BERLIN, April 28 (Reuters) - German banks will pay about 1.9 billion euros a year into a new European bank restructuring fund, more than three times the amount they cough up currently, with large banks footing the bulk of the bill, according to a newspaper report on Monday.
Citing government sources, Handelsblatt said in its Monday edition that a rule whereby banks do not need to pay more than 20 percent of their annual profit into a current national fund would be dropped for the 55 billion euro back-up fund.
This rule spared German banks roughly 1.3 billion euros of levies in 2011 alone.
European leaders have decided to complete a banking union with an agency to shut failing euro zone banks and a common 55 billion euro back-up fund set up over eight years. The German government has said before the costs for banks would be high.
To protect very small German banks, Finance Minister Wolfgang Schaeuble would likely lobby in Brussels for a threshold of 500 million in total assets below which banks would not have to contribute to the fund. That limit is up from 300 million in the current national fund.

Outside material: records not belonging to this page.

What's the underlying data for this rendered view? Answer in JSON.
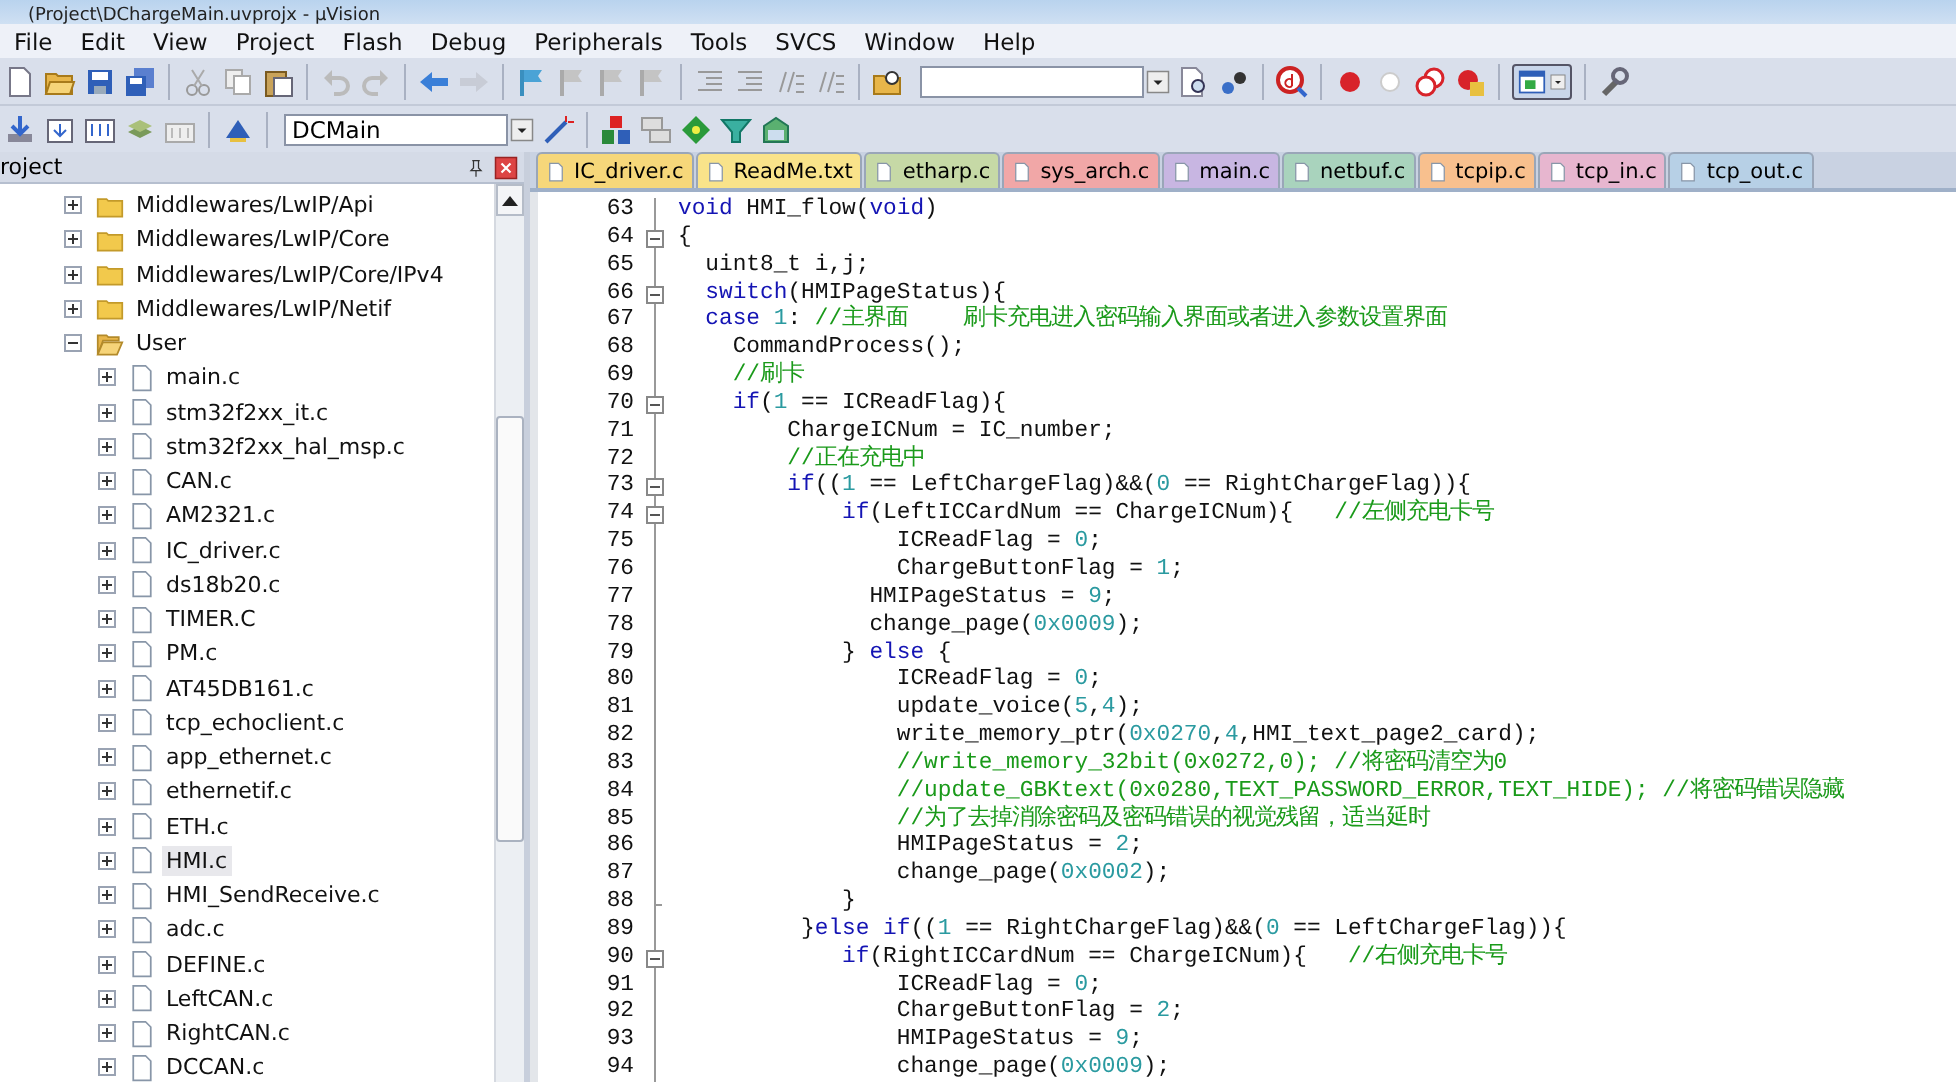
{
  "window": {
    "title": "(Project\\DChargeMain.uvprojx - µVision"
  },
  "menu": [
    "File",
    "Edit",
    "View",
    "Project",
    "Flash",
    "Debug",
    "Peripherals",
    "Tools",
    "SVCS",
    "Window",
    "Help"
  ],
  "build_toolbar": {
    "target": "DCMain"
  },
  "project_panel": {
    "title": "roject",
    "tree": [
      {
        "label": "Middlewares/LwIP/Api",
        "kind": "folder",
        "expanded": false,
        "selected": false
      },
      {
        "label": "Middlewares/LwIP/Core",
        "kind": "folder",
        "expanded": false,
        "selected": false
      },
      {
        "label": "Middlewares/LwIP/Core/IPv4",
        "kind": "folder",
        "expanded": false,
        "selected": false
      },
      {
        "label": "Middlewares/LwIP/Netif",
        "kind": "folder",
        "expanded": false,
        "selected": false
      },
      {
        "label": "User",
        "kind": "folder",
        "expanded": true,
        "selected": false,
        "children": [
          {
            "label": "main.c",
            "kind": "file",
            "expanded": false,
            "selected": false
          },
          {
            "label": "stm32f2xx_it.c",
            "kind": "file",
            "expanded": false,
            "selected": false
          },
          {
            "label": "stm32f2xx_hal_msp.c",
            "kind": "file",
            "expanded": false,
            "selected": false
          },
          {
            "label": "CAN.c",
            "kind": "file",
            "expanded": false,
            "selected": false
          },
          {
            "label": "AM2321.c",
            "kind": "file",
            "expanded": false,
            "selected": false
          },
          {
            "label": "IC_driver.c",
            "kind": "file",
            "expanded": false,
            "selected": false
          },
          {
            "label": "ds18b20.c",
            "kind": "file",
            "expanded": false,
            "selected": false
          },
          {
            "label": "TIMER.C",
            "kind": "file",
            "expanded": false,
            "selected": false
          },
          {
            "label": "PM.c",
            "kind": "file",
            "expanded": false,
            "selected": false
          },
          {
            "label": "AT45DB161.c",
            "kind": "file",
            "expanded": false,
            "selected": false
          },
          {
            "label": "tcp_echoclient.c",
            "kind": "file",
            "expanded": false,
            "selected": false
          },
          {
            "label": "app_ethernet.c",
            "kind": "file",
            "expanded": false,
            "selected": false
          },
          {
            "label": "ethernetif.c",
            "kind": "file",
            "expanded": false,
            "selected": false
          },
          {
            "label": "ETH.c",
            "kind": "file",
            "expanded": false,
            "selected": false
          },
          {
            "label": "HMI.c",
            "kind": "file",
            "expanded": false,
            "selected": true
          },
          {
            "label": "HMI_SendReceive.c",
            "kind": "file",
            "expanded": false,
            "selected": false
          },
          {
            "label": "adc.c",
            "kind": "file",
            "expanded": false,
            "selected": false
          },
          {
            "label": "DEFINE.c",
            "kind": "file",
            "expanded": false,
            "selected": false
          },
          {
            "label": "LeftCAN.c",
            "kind": "file",
            "expanded": false,
            "selected": false
          },
          {
            "label": "RightCAN.c",
            "kind": "file",
            "expanded": false,
            "selected": false
          },
          {
            "label": "DCCAN.c",
            "kind": "file",
            "expanded": false,
            "selected": false
          }
        ]
      }
    ]
  },
  "tabs": [
    {
      "label": "IC_driver.c",
      "color": "#f6d77a"
    },
    {
      "label": "ReadMe.txt",
      "color": "#f9e38a"
    },
    {
      "label": "etharp.c",
      "color": "#c6d9a6"
    },
    {
      "label": "sys_arch.c",
      "color": "#f1a7a7"
    },
    {
      "label": "main.c",
      "color": "#c8b6e2"
    },
    {
      "label": "netbuf.c",
      "color": "#a9d3bd"
    },
    {
      "label": "tcpip.c",
      "color": "#f8c08e"
    },
    {
      "label": "tcp_in.c",
      "color": "#e7b6cf"
    },
    {
      "label": "tcp_out.c",
      "color": "#b7d0e6"
    }
  ],
  "editor": {
    "lines": [
      {
        "number": "63",
        "fold_toggle": false,
        "block_end": false,
        "parts": [
          {
            "kind": "keyword",
            "text": "void"
          },
          {
            "kind": "code",
            "text": " HMI_flow("
          },
          {
            "kind": "keyword",
            "text": "void"
          },
          {
            "kind": "code",
            "text": ")"
          }
        ]
      },
      {
        "number": "64",
        "fold_toggle": true,
        "block_end": false,
        "parts": [
          {
            "kind": "code",
            "text": "{"
          }
        ]
      },
      {
        "number": "65",
        "fold_toggle": false,
        "block_end": false,
        "parts": [
          {
            "kind": "code",
            "text": "  uint8_t i,j;"
          }
        ]
      },
      {
        "number": "66",
        "fold_toggle": true,
        "block_end": false,
        "parts": [
          {
            "kind": "keyword",
            "text": "  switch"
          },
          {
            "kind": "code",
            "text": "(HMIPageStatus){"
          }
        ]
      },
      {
        "number": "67",
        "fold_toggle": false,
        "block_end": false,
        "parts": [
          {
            "kind": "keyword",
            "text": "  case"
          },
          {
            "kind": "number",
            "text": " 1"
          },
          {
            "kind": "code",
            "text": ": "
          },
          {
            "kind": "comment",
            "text": "//主界面    刷卡充电进入密码输入界面或者进入参数设置界面"
          }
        ]
      },
      {
        "number": "68",
        "fold_toggle": false,
        "block_end": false,
        "parts": [
          {
            "kind": "code",
            "text": "    CommandProcess();"
          }
        ]
      },
      {
        "number": "69",
        "fold_toggle": false,
        "block_end": false,
        "parts": [
          {
            "kind": "comment",
            "text": "    //刷卡"
          }
        ]
      },
      {
        "number": "70",
        "fold_toggle": true,
        "block_end": false,
        "parts": [
          {
            "kind": "keyword",
            "text": "    if"
          },
          {
            "kind": "code",
            "text": "("
          },
          {
            "kind": "number",
            "text": "1"
          },
          {
            "kind": "code",
            "text": " == ICReadFlag){"
          }
        ]
      },
      {
        "number": "71",
        "fold_toggle": false,
        "block_end": false,
        "parts": [
          {
            "kind": "code",
            "text": "        ChargeICNum = IC_number;"
          }
        ]
      },
      {
        "number": "72",
        "fold_toggle": false,
        "block_end": false,
        "parts": [
          {
            "kind": "comment",
            "text": "        //正在充电中"
          }
        ]
      },
      {
        "number": "73",
        "fold_toggle": true,
        "block_end": false,
        "parts": [
          {
            "kind": "keyword",
            "text": "        if"
          },
          {
            "kind": "code",
            "text": "(("
          },
          {
            "kind": "number",
            "text": "1"
          },
          {
            "kind": "code",
            "text": " == LeftChargeFlag)&&("
          },
          {
            "kind": "number",
            "text": "0"
          },
          {
            "kind": "code",
            "text": " == RightChargeFlag)){"
          }
        ]
      },
      {
        "number": "74",
        "fold_toggle": true,
        "block_end": false,
        "parts": [
          {
            "kind": "keyword",
            "text": "            if"
          },
          {
            "kind": "code",
            "text": "(LeftICCardNum == ChargeICNum){   "
          },
          {
            "kind": "comment",
            "text": "//左侧充电卡号"
          }
        ]
      },
      {
        "number": "75",
        "fold_toggle": false,
        "block_end": false,
        "parts": [
          {
            "kind": "code",
            "text": "                ICReadFlag = "
          },
          {
            "kind": "number",
            "text": "0"
          },
          {
            "kind": "code",
            "text": ";"
          }
        ]
      },
      {
        "number": "76",
        "fold_toggle": false,
        "block_end": false,
        "parts": [
          {
            "kind": "code",
            "text": "                ChargeButtonFlag = "
          },
          {
            "kind": "number",
            "text": "1"
          },
          {
            "kind": "code",
            "text": ";"
          }
        ]
      },
      {
        "number": "77",
        "fold_toggle": false,
        "block_end": false,
        "parts": [
          {
            "kind": "code",
            "text": "              HMIPageStatus = "
          },
          {
            "kind": "number",
            "text": "9"
          },
          {
            "kind": "code",
            "text": ";"
          }
        ]
      },
      {
        "number": "78",
        "fold_toggle": false,
        "block_end": false,
        "parts": [
          {
            "kind": "code",
            "text": "              change_page("
          },
          {
            "kind": "number",
            "text": "0x0009"
          },
          {
            "kind": "code",
            "text": ");"
          }
        ]
      },
      {
        "number": "79",
        "fold_toggle": false,
        "block_end": false,
        "parts": [
          {
            "kind": "code",
            "text": "            } "
          },
          {
            "kind": "keyword",
            "text": "else"
          },
          {
            "kind": "code",
            "text": " {"
          }
        ]
      },
      {
        "number": "80",
        "fold_toggle": false,
        "block_end": false,
        "parts": [
          {
            "kind": "code",
            "text": "                ICReadFlag = "
          },
          {
            "kind": "number",
            "text": "0"
          },
          {
            "kind": "code",
            "text": ";"
          }
        ]
      },
      {
        "number": "81",
        "fold_toggle": false,
        "block_end": false,
        "parts": [
          {
            "kind": "code",
            "text": "                update_voice("
          },
          {
            "kind": "number",
            "text": "5"
          },
          {
            "kind": "code",
            "text": ","
          },
          {
            "kind": "number",
            "text": "4"
          },
          {
            "kind": "code",
            "text": ");"
          }
        ]
      },
      {
        "number": "82",
        "fold_toggle": false,
        "block_end": false,
        "parts": [
          {
            "kind": "code",
            "text": "                write_memory_ptr("
          },
          {
            "kind": "number",
            "text": "0x0270"
          },
          {
            "kind": "code",
            "text": ","
          },
          {
            "kind": "number",
            "text": "4"
          },
          {
            "kind": "code",
            "text": ",HMI_text_page2_card);"
          }
        ]
      },
      {
        "number": "83",
        "fold_toggle": false,
        "block_end": false,
        "parts": [
          {
            "kind": "comment",
            "text": "                //write_memory_32bit(0x0272,0); //将密码清空为0"
          }
        ]
      },
      {
        "number": "84",
        "fold_toggle": false,
        "block_end": false,
        "parts": [
          {
            "kind": "comment",
            "text": "                //update_GBKtext(0x0280,TEXT_PASSWORD_ERROR,TEXT_HIDE); //将密码错误隐藏"
          }
        ]
      },
      {
        "number": "85",
        "fold_toggle": false,
        "block_end": false,
        "parts": [
          {
            "kind": "comment",
            "text": "                //为了去掉消除密码及密码错误的视觉残留，适当延时"
          }
        ]
      },
      {
        "number": "86",
        "fold_toggle": false,
        "block_end": false,
        "parts": [
          {
            "kind": "code",
            "text": "                HMIPageStatus = "
          },
          {
            "kind": "number",
            "text": "2"
          },
          {
            "kind": "code",
            "text": ";"
          }
        ]
      },
      {
        "number": "87",
        "fold_toggle": false,
        "block_end": false,
        "parts": [
          {
            "kind": "code",
            "text": "                change_page("
          },
          {
            "kind": "number",
            "text": "0x0002"
          },
          {
            "kind": "code",
            "text": ");"
          }
        ]
      },
      {
        "number": "88",
        "fold_toggle": false,
        "block_end": true,
        "parts": [
          {
            "kind": "code",
            "text": "            }"
          }
        ]
      },
      {
        "number": "89",
        "fold_toggle": false,
        "block_end": false,
        "parts": [
          {
            "kind": "code",
            "text": "         }"
          },
          {
            "kind": "keyword",
            "text": "else if"
          },
          {
            "kind": "code",
            "text": "(("
          },
          {
            "kind": "number",
            "text": "1"
          },
          {
            "kind": "code",
            "text": " == RightChargeFlag)&&("
          },
          {
            "kind": "number",
            "text": "0"
          },
          {
            "kind": "code",
            "text": " == LeftChargeFlag)){"
          }
        ]
      },
      {
        "number": "90",
        "fold_toggle": true,
        "block_end": false,
        "parts": [
          {
            "kind": "keyword",
            "text": "            if"
          },
          {
            "kind": "code",
            "text": "(RightICCardNum == ChargeICNum){   "
          },
          {
            "kind": "comment",
            "text": "//右侧充电卡号"
          }
        ]
      },
      {
        "number": "91",
        "fold_toggle": false,
        "block_end": false,
        "parts": [
          {
            "kind": "code",
            "text": "                ICReadFlag = "
          },
          {
            "kind": "number",
            "text": "0"
          },
          {
            "kind": "code",
            "text": ";"
          }
        ]
      },
      {
        "number": "92",
        "fold_toggle": false,
        "block_end": false,
        "parts": [
          {
            "kind": "code",
            "text": "                ChargeButtonFlag = "
          },
          {
            "kind": "number",
            "text": "2"
          },
          {
            "kind": "code",
            "text": ";"
          }
        ]
      },
      {
        "number": "93",
        "fold_toggle": false,
        "block_end": false,
        "parts": [
          {
            "kind": "code",
            "text": "                HMIPageStatus = "
          },
          {
            "kind": "number",
            "text": "9"
          },
          {
            "kind": "code",
            "text": ";"
          }
        ]
      },
      {
        "number": "94",
        "fold_toggle": false,
        "block_end": false,
        "parts": [
          {
            "kind": "code",
            "text": "                change_page("
          },
          {
            "kind": "number",
            "text": "0x0009"
          },
          {
            "kind": "code",
            "text": ");"
          }
        ]
      }
    ]
  }
}
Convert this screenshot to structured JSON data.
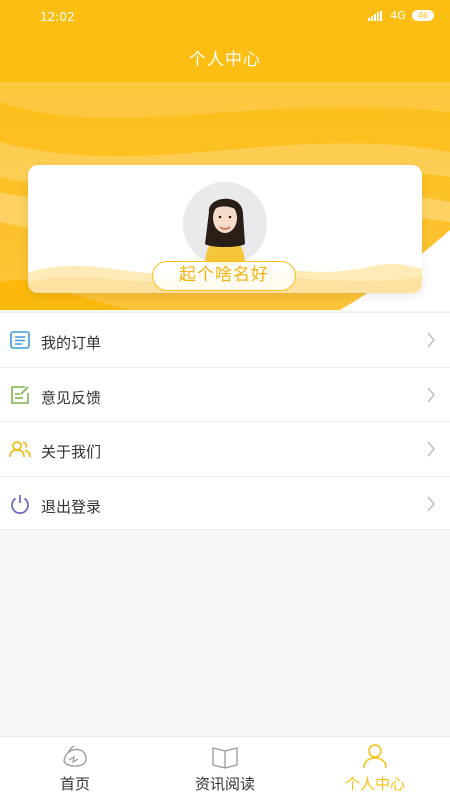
{
  "status_bar": {
    "time": "12:02",
    "network": "4G",
    "battery": "46"
  },
  "header": {
    "title": "个人中心"
  },
  "profile": {
    "nickname_button": "起个啥名好"
  },
  "menu": {
    "items": [
      {
        "label": "我的订单",
        "icon": "order-list-icon",
        "color": "#3f9bdc"
      },
      {
        "label": "意见反馈",
        "icon": "feedback-edit-icon",
        "color": "#7ab648"
      },
      {
        "label": "关于我们",
        "icon": "users-icon",
        "color": "#f5b400"
      },
      {
        "label": "退出登录",
        "icon": "power-icon",
        "color": "#6a63c8"
      }
    ]
  },
  "tabbar": {
    "tabs": [
      {
        "label": "首页",
        "icon": "home-bird-icon",
        "active": false
      },
      {
        "label": "资讯阅读",
        "icon": "book-icon",
        "active": false
      },
      {
        "label": "个人中心",
        "icon": "person-icon",
        "active": true
      }
    ]
  },
  "colors": {
    "brand": "#fcbe12",
    "text": "#333333",
    "background": "#f7f7f7"
  }
}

The German finance ministry declined comment. (Reporting by Annika Breidthardt; Editing by Stephen Brown)